»»

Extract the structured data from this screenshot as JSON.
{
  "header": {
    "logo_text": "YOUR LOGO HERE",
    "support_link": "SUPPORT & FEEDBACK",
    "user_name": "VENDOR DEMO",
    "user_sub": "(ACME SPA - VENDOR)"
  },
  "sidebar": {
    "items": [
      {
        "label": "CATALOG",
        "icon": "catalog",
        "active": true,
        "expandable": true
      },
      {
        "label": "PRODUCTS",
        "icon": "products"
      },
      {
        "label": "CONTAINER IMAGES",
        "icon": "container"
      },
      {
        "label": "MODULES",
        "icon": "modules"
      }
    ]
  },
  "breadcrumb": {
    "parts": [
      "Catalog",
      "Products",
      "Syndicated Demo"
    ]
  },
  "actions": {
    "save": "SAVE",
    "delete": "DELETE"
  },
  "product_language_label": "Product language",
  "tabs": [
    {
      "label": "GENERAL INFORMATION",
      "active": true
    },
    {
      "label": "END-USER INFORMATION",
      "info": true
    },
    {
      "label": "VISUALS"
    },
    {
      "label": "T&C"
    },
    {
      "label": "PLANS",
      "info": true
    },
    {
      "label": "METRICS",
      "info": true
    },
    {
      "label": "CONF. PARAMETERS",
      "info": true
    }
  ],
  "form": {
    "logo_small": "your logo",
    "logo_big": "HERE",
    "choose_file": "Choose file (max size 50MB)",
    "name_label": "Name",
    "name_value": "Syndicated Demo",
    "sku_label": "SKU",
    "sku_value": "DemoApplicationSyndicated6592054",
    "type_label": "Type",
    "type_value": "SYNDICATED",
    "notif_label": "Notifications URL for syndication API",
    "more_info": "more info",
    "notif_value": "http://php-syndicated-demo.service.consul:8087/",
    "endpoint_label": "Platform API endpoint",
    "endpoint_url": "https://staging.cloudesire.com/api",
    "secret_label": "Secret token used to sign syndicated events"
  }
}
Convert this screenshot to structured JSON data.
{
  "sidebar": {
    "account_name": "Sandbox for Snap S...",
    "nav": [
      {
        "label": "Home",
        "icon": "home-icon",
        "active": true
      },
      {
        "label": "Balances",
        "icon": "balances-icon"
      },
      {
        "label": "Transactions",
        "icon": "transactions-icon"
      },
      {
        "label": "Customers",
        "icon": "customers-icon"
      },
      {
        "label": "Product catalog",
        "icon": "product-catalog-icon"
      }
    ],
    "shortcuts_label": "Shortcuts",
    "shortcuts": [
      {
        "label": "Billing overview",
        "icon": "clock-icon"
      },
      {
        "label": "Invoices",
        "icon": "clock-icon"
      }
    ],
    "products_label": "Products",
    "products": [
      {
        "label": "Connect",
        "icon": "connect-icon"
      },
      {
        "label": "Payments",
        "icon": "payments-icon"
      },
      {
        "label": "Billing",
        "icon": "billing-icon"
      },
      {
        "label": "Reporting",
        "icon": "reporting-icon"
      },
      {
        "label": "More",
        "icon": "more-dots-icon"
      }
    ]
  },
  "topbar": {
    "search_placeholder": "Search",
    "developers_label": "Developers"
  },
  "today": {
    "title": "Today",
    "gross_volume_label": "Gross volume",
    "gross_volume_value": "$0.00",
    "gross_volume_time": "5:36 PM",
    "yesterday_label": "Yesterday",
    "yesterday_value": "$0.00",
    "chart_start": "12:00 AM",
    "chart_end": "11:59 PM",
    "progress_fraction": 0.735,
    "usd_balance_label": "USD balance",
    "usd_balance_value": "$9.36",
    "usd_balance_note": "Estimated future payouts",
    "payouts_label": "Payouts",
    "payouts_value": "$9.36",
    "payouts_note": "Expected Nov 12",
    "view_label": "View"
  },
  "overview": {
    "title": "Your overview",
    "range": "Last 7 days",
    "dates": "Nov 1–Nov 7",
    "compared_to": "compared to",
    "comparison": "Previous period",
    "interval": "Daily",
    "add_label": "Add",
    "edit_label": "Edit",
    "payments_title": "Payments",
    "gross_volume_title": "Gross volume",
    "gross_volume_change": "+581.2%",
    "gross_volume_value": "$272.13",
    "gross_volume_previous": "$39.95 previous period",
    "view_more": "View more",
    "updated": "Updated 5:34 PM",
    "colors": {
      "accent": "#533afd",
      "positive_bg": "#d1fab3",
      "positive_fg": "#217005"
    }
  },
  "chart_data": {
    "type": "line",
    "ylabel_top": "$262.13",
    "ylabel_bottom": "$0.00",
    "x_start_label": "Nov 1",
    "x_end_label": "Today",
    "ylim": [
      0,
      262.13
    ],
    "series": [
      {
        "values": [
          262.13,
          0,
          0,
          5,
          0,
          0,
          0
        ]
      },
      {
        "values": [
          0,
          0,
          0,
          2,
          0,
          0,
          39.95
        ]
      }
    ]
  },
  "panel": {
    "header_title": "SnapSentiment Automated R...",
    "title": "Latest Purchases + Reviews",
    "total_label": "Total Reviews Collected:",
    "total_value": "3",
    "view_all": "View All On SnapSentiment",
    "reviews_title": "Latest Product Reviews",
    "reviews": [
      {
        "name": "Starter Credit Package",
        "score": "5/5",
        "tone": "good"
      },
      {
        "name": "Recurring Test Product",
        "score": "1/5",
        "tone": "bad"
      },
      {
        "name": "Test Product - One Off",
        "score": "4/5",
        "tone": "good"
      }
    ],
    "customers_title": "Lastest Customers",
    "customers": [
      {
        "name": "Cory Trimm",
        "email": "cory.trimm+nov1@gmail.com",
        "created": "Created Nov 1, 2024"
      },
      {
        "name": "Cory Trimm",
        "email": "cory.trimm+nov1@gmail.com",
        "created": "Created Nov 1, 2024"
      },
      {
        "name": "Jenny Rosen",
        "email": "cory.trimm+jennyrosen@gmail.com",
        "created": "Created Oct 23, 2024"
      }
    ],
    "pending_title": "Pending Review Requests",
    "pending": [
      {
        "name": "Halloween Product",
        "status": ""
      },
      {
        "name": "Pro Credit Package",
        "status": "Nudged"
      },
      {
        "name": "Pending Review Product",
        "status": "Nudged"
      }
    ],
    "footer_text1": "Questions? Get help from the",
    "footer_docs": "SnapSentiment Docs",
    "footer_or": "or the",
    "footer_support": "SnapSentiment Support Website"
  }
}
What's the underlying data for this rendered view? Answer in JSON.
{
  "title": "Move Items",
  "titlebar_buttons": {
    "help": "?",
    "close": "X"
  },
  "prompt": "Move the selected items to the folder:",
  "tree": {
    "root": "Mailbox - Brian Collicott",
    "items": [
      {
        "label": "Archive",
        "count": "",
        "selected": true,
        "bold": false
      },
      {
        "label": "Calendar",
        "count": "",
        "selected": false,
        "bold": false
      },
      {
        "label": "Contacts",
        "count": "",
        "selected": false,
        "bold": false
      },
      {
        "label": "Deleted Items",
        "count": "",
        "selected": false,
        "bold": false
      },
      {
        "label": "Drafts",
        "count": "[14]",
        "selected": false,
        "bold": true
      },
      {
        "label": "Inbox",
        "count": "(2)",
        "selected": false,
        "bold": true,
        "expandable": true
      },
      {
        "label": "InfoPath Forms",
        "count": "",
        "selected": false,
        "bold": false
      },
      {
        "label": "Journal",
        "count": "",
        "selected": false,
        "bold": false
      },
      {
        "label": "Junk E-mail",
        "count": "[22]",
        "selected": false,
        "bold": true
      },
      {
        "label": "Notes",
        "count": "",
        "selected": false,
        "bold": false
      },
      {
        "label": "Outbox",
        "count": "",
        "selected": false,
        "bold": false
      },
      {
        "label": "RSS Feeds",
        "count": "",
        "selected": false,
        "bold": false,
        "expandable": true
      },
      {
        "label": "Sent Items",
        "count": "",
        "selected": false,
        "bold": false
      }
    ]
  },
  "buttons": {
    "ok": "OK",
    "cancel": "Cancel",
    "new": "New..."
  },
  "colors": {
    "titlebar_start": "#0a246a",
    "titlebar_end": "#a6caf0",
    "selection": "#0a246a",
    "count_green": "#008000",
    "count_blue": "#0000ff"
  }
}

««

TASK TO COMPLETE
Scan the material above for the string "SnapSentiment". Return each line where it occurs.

RESPONSE AREA
    "header_title": "SnapSentiment Automated R...",
    "view_all": "View All On SnapSentiment",
    "footer_docs": "SnapSentiment Docs",
    "footer_support": "SnapSentiment Support Website"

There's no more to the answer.